Zooming right along.
I’ve been attending a Zoom meeting every morning at 7 am, pretty much every day now that I’m not working. I even attended when we went away for Thanksgiving. This is far more AA than I’ve been to since I was new and attending 90 in 90. I’m still going to my regular Saturday night group most of the time. A meeting I used to go to in person on Sunday nights has moved to Zoom and I attend that. I also usually attend another meeting or two a week, and that is for a me a lot of meetings. The Saturday, Sunday, maybe another meeting is what I used to do before Covid and before I stopped working.
The Zoom every morning has been very interesting. My first ever AA meeting was in 1978, and I’ve attended more or less at least once a week, usually more, since then until now. In the late 90s I attended online meetings where you would type into a sort of chat what you wanted to say. It was tedious to say the least. As my kids got old enough to leave home alone I stopped doing online meetings until the shut down.

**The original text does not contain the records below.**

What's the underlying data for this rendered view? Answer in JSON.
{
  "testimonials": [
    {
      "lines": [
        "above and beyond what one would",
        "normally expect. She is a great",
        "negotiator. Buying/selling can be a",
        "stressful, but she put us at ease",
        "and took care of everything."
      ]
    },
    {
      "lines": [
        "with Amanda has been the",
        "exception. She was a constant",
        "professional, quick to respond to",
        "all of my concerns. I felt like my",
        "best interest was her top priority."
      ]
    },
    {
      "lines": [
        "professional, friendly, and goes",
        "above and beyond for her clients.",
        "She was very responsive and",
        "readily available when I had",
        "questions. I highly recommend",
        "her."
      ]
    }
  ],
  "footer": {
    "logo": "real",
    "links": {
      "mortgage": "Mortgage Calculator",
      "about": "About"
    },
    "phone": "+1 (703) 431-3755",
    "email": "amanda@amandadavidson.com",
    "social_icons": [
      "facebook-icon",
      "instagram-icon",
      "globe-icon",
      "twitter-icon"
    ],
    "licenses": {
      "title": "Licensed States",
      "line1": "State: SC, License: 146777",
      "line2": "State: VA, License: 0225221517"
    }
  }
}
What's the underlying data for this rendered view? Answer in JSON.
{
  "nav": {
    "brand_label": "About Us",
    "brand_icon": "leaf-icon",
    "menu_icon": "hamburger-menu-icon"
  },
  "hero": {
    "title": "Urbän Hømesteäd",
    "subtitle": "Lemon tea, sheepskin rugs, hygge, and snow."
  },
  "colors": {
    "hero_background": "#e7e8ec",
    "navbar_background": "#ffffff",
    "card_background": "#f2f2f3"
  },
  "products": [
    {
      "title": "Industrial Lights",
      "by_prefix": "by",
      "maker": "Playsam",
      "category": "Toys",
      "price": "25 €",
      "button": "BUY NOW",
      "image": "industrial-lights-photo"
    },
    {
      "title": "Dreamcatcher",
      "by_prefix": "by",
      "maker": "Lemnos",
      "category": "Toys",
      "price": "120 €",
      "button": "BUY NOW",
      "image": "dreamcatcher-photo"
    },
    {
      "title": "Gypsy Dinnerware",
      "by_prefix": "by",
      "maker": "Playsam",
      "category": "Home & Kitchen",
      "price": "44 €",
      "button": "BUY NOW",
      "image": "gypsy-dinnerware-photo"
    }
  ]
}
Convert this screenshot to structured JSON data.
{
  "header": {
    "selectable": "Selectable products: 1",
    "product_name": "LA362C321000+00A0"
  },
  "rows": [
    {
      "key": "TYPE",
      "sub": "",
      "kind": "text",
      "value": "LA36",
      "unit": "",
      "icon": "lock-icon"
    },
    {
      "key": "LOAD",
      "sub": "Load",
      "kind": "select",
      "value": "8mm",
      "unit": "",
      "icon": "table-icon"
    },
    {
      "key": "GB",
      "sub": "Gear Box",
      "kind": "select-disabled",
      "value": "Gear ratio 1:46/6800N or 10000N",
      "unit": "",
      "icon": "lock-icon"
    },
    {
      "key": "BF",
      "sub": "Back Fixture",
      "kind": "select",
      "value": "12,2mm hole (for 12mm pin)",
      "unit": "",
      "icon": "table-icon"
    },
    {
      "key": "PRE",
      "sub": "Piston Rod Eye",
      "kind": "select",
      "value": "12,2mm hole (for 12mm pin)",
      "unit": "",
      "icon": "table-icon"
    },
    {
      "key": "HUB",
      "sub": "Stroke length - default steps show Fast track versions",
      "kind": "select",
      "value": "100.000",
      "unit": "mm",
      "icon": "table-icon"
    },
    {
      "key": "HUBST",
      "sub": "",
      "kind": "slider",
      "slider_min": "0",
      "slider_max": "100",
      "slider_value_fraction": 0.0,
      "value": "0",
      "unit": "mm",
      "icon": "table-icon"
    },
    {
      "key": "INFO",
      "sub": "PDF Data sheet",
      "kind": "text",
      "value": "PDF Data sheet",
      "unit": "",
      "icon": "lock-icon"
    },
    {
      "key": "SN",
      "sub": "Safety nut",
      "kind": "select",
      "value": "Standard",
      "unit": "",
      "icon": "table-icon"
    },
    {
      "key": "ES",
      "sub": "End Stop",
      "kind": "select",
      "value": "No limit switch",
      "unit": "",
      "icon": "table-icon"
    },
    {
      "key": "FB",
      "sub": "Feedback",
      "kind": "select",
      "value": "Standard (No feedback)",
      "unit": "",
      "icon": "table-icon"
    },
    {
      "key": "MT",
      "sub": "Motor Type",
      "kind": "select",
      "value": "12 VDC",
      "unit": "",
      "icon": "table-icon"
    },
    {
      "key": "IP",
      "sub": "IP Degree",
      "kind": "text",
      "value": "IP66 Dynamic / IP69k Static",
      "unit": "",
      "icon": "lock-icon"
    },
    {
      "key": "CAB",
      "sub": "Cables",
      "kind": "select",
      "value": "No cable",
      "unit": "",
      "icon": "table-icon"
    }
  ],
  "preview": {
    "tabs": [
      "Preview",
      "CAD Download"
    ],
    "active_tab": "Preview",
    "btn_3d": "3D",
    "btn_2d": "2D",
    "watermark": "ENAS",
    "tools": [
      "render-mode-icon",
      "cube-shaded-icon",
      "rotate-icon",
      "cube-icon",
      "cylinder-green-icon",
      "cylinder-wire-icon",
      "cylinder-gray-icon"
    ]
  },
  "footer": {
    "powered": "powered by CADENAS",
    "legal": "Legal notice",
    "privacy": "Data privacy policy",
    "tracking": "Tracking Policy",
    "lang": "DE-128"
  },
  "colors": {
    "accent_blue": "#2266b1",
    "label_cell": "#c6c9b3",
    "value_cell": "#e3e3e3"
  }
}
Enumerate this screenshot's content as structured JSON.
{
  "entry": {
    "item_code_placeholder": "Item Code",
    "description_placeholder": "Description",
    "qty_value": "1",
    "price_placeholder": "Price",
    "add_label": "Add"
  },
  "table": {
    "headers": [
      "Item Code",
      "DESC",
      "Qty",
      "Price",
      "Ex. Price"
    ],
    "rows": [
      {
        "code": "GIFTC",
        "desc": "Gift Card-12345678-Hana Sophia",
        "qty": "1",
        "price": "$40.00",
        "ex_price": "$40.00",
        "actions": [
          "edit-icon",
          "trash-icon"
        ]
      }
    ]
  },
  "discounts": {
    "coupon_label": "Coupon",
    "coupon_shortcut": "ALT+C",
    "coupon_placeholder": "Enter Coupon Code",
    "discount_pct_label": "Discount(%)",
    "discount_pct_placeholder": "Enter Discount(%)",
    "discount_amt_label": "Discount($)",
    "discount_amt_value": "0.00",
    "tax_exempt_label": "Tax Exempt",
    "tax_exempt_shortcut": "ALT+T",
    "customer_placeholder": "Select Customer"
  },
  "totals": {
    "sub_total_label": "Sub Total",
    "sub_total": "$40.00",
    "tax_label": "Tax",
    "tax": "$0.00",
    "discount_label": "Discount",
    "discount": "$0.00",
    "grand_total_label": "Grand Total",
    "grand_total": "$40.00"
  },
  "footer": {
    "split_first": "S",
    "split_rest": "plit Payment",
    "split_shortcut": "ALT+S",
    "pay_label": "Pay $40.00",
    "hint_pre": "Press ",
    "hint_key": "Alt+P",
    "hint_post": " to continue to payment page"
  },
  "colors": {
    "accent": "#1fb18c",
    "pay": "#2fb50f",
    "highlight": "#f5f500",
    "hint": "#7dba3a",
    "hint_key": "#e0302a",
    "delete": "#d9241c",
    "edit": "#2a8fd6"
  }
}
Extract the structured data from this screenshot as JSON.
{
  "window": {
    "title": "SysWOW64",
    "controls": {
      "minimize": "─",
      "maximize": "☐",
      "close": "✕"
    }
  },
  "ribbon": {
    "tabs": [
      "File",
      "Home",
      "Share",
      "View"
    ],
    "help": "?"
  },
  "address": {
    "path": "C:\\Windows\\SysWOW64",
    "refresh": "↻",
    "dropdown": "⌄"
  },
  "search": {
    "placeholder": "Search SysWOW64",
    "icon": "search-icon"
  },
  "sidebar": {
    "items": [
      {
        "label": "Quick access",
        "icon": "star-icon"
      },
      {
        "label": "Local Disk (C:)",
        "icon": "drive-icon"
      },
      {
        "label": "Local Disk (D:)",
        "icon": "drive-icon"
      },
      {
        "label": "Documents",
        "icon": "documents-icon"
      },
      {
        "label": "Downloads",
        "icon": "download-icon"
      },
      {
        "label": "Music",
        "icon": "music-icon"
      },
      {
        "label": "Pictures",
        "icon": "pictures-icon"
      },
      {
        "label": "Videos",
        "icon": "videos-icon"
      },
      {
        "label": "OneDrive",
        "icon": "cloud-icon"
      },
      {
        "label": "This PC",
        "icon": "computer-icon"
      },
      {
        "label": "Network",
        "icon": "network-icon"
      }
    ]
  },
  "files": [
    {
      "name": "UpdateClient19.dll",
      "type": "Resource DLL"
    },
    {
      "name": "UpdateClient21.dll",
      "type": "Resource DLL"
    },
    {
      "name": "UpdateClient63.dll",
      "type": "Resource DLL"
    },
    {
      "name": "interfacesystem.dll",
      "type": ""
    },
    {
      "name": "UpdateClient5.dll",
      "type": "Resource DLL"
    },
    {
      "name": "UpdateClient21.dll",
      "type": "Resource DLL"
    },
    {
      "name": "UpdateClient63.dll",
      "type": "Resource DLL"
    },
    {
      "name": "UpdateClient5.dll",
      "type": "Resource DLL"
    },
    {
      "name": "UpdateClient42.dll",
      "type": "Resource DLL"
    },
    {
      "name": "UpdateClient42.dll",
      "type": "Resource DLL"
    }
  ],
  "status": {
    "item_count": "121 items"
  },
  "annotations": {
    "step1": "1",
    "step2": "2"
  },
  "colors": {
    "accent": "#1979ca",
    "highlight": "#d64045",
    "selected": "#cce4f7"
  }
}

This online meeting meets every morning at 7 am. Between 70 and 90 people attend, with many regulars. There are a core of people who chair the meeting, bring up topics, and reliably share during the meeting. There’s a treasurer and a secretary and calendar keepers who keep track of who will chair. This meeting has “pop ups” where they gather in person out of doors once a month, and I went to one of those over the summer.
There are Zoom bombers who either play ridiculously (children with drawn on mustaches and eyebrows telling us how long they’ve been sober) or taken over with disgusting pornography and hateful messages in the chat. An online intergroup has been formed and this meeting has a representative.
People from around the world visit this meeting and that is amazing. Some of them want to tell their story, which isn’t fun. I picture these folks going from meeting to meeting wanting to command the attention of internet strangers. The chat is left open, and people post encouraging messages and quotes from relevant literature.
For me, and for others who have commented, this meeting gives me a structure that not working has taken away. I set my alarm for 630 and sometimes hit the snooze. If I fall back to sleep I always make it out of bed by 7, almost always before. As I listen to the before meeting chatter I try to feed the cat (I offer him food anyway), make coffee, arrange myself. As the announcements go on (too long, but I don’t comment because I haven’t joined the meeting because I don’t want a venmo account) I check email or real estate and by the time they’re ready, I’m ready.
This is just a miraculous development in my AA life, one that I never imagined. It would concern me at times that there may be a day when I can no longer attend meetings but want to, but now we have people in hospitals and nursing homes attending. I’m grateful that I get to experience this evolution in AA meetings. I can try to imagine what it’s like for people just coming in, and I can imagine my younger, introverted self never venturing out in person if online had been an option back then. But my imagination can’t capture the true essence of what’s going on in this new reality. It’s added so much to my personal experience of “the program.”